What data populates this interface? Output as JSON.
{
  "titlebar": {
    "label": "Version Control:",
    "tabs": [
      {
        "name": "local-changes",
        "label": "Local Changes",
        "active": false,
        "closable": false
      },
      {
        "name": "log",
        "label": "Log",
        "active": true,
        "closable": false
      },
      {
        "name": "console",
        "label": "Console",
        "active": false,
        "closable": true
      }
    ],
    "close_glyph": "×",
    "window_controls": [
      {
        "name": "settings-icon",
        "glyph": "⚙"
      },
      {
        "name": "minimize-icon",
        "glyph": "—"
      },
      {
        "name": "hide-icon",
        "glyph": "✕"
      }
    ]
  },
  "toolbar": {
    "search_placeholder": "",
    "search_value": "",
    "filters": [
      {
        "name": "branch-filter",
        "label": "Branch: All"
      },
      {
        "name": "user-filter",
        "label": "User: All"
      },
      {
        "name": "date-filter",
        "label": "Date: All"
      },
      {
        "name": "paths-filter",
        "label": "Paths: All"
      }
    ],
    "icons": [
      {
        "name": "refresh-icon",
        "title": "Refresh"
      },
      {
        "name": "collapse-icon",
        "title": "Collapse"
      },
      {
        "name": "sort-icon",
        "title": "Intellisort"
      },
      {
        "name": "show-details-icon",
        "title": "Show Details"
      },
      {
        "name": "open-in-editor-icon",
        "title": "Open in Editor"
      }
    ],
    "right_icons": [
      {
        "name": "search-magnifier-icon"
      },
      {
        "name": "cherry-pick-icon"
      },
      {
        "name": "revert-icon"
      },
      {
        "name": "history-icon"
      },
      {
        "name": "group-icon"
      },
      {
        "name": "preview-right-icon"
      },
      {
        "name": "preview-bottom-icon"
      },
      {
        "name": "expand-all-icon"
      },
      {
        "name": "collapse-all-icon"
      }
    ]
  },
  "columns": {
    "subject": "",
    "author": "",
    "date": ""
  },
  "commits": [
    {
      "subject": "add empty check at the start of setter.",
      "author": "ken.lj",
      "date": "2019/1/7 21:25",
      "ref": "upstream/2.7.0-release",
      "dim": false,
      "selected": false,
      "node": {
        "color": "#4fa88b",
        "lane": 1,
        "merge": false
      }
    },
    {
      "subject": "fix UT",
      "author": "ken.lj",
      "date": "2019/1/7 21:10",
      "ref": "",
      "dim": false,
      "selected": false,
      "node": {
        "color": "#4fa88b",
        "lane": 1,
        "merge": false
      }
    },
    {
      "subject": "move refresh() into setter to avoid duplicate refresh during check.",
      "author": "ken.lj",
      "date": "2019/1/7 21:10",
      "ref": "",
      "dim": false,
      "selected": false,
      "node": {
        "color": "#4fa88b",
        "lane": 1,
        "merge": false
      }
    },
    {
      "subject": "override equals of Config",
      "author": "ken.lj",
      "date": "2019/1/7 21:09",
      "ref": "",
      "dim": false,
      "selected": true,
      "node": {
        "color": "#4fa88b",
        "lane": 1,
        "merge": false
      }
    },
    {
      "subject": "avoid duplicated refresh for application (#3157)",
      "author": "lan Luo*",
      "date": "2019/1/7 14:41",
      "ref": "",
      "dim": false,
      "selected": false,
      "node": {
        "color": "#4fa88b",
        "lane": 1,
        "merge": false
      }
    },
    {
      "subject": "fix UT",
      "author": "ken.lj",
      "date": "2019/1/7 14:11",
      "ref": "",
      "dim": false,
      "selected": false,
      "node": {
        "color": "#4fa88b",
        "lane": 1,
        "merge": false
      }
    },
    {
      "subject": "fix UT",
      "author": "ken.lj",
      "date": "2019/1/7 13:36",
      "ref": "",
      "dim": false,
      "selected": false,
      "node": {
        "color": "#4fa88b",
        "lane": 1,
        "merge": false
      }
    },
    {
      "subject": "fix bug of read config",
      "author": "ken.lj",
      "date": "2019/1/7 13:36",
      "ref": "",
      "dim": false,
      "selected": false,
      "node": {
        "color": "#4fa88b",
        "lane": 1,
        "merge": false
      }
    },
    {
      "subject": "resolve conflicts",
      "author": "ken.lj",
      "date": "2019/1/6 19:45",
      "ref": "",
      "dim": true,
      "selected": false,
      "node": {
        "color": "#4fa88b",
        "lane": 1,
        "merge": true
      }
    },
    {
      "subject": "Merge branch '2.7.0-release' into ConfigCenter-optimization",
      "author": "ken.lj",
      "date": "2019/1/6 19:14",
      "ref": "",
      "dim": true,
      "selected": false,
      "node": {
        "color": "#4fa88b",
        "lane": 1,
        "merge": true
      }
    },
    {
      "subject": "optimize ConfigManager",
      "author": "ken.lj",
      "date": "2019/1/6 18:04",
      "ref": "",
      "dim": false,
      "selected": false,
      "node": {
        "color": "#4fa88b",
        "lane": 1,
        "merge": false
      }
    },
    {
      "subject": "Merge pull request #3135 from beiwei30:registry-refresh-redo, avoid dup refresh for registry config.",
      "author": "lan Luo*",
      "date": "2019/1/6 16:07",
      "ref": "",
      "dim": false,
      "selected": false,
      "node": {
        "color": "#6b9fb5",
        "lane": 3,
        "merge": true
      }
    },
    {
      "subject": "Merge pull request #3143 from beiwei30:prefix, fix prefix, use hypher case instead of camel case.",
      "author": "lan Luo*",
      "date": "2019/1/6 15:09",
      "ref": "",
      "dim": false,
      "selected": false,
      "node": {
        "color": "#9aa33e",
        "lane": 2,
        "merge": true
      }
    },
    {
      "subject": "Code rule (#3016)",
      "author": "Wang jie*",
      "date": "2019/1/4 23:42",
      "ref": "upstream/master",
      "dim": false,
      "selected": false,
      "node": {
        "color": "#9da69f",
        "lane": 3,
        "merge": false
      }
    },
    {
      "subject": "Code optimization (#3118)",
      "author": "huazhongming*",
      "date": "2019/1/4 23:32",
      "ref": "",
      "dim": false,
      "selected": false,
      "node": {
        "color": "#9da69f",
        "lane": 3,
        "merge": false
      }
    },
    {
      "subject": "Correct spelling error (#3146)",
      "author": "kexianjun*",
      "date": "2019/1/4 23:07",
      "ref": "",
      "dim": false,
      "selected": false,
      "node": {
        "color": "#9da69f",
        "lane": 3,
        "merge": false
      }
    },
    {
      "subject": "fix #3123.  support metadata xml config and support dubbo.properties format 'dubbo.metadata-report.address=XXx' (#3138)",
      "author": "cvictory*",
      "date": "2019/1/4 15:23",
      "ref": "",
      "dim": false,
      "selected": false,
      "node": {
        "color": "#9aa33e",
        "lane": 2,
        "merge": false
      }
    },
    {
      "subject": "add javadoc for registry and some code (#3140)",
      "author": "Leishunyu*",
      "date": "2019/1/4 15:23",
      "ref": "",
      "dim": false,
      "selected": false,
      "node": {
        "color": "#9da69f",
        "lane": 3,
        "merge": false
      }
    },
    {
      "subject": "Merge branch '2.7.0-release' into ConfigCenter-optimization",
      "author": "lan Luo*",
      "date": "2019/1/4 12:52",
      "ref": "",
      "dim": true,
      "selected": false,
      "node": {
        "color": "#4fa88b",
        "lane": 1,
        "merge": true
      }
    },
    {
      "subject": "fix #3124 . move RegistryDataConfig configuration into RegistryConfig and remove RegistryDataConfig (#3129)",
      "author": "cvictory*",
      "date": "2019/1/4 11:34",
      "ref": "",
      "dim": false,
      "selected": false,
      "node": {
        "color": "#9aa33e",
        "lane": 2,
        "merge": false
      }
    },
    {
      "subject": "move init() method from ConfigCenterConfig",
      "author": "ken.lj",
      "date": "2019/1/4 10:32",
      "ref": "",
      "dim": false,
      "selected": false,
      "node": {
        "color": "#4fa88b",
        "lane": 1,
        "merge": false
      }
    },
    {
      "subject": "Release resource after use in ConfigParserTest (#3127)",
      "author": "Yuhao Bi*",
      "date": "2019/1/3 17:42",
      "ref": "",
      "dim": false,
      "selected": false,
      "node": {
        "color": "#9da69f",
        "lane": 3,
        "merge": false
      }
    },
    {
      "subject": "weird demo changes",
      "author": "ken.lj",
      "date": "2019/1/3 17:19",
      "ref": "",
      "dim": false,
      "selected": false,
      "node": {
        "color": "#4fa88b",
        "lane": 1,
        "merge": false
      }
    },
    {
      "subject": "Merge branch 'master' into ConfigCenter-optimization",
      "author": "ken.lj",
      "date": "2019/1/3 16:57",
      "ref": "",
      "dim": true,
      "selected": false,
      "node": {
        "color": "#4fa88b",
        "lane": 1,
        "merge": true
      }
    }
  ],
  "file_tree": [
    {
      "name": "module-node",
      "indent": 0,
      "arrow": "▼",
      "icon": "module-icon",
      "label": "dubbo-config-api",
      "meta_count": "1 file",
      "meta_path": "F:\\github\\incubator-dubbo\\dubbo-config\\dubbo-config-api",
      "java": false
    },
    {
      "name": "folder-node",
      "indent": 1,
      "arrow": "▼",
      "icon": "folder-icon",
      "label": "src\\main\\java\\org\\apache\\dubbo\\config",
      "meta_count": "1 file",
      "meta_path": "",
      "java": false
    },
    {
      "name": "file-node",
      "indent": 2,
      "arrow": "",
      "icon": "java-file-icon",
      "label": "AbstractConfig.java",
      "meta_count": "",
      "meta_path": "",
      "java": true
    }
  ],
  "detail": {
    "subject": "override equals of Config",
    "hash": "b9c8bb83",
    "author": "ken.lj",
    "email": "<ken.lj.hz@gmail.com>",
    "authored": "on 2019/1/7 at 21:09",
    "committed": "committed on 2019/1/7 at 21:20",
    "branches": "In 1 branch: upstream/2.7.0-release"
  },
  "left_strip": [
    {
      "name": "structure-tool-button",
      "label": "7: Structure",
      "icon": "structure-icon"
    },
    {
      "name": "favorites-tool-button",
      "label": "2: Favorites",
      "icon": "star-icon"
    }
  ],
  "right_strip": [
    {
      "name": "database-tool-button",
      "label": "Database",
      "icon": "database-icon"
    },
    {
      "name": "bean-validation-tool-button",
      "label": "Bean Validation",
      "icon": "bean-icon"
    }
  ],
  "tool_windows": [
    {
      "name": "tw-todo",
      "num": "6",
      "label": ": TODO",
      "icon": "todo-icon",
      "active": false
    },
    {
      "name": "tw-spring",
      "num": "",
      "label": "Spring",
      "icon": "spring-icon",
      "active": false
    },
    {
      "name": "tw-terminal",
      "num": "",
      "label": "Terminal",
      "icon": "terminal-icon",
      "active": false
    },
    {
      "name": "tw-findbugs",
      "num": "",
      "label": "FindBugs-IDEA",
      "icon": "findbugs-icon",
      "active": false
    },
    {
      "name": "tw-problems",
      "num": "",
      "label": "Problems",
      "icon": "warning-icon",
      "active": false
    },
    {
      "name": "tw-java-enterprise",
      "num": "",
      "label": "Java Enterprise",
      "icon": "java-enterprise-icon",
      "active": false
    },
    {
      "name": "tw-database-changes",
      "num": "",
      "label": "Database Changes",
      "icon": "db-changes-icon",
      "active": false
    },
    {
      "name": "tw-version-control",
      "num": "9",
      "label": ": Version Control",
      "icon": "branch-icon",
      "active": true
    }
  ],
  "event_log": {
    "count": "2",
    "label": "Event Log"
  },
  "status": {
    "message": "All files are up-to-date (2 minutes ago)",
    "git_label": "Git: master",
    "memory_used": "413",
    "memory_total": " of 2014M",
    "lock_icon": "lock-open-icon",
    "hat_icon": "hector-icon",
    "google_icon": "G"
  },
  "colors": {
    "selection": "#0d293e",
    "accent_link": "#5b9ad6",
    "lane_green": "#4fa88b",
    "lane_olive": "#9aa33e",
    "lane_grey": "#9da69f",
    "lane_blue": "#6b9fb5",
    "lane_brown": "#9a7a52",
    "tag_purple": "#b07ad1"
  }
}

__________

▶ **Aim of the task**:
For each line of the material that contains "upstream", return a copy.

▶ **Result of this exercise**:
      "ref": "upstream/2.7.0-release",
      "ref": "upstream/master",
    "branches": "In 1 branch: upstream/2.7.0-release"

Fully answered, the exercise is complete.